Keeping individual operator data confidential is an obvious requirement in this area. “We must keep the confidentiality when it comes to subscriber information and proprietary business information and assemble great insight into the performance of individual businesses,” says D’Avino. “That’s the value you access when join the managed services club but I would emphasise that keeping confidentiality is a very, very delicate part of the business. If you eliminate all specific subscriber data, however, you can gain valuable understanding about end-user behavior in general that you can share, explore and exploit.”
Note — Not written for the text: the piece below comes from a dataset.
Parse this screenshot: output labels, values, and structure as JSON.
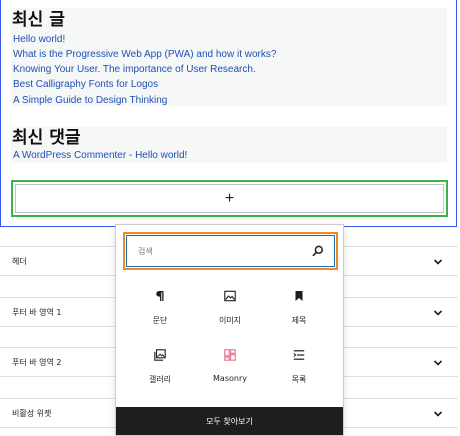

Generating confidence and comfort with managed services among operators as well as continually evolving the offering is a key step in managed service providers’ journey to creating a mature market. D’Avino sees room for significant further development. “If you consider the traditional opex of operators, outsourcing is still a relatively small part - which can be increased significantly,” he says. “The blend between what is kept internally and what is outsourced will shift towards managed services. Two things are driving that. First, our operator customers are concentrating on managing the end user through marketing, branding and focusing on the customer relationship rather than via network and technological operations. The second is that the maturity of operators will increase in managed services, in turn increasing the demand on us. I believe outsourcing is part of the natural development of the telecom industry.”
“Managed services provides the tool to shape the industry when the value chain is breaking down into pieces. We at Ericsson are focused on the technological side and here it is important that we are shaping the industry’s total expenditure,” adds D’Avino. “It’s a very important role that we can enable operators to access economies of scale, deliver greater quality and focus on the new core activities of their business. But segmentation is fundamental. Managed services solutions are not for the entire world. Not all customers have the same needs or capabilities. Our approach is to tailor and adapt and that is the continuous evolution of our managed services offering. Our customers have a variety of needs: one might choose to outsource the network and IT; another might choose to outsource network and terminals. We draw on our experience, skill and knowledge to create the most appropriate managed services propositions according to our operator customers’ needs.” GTB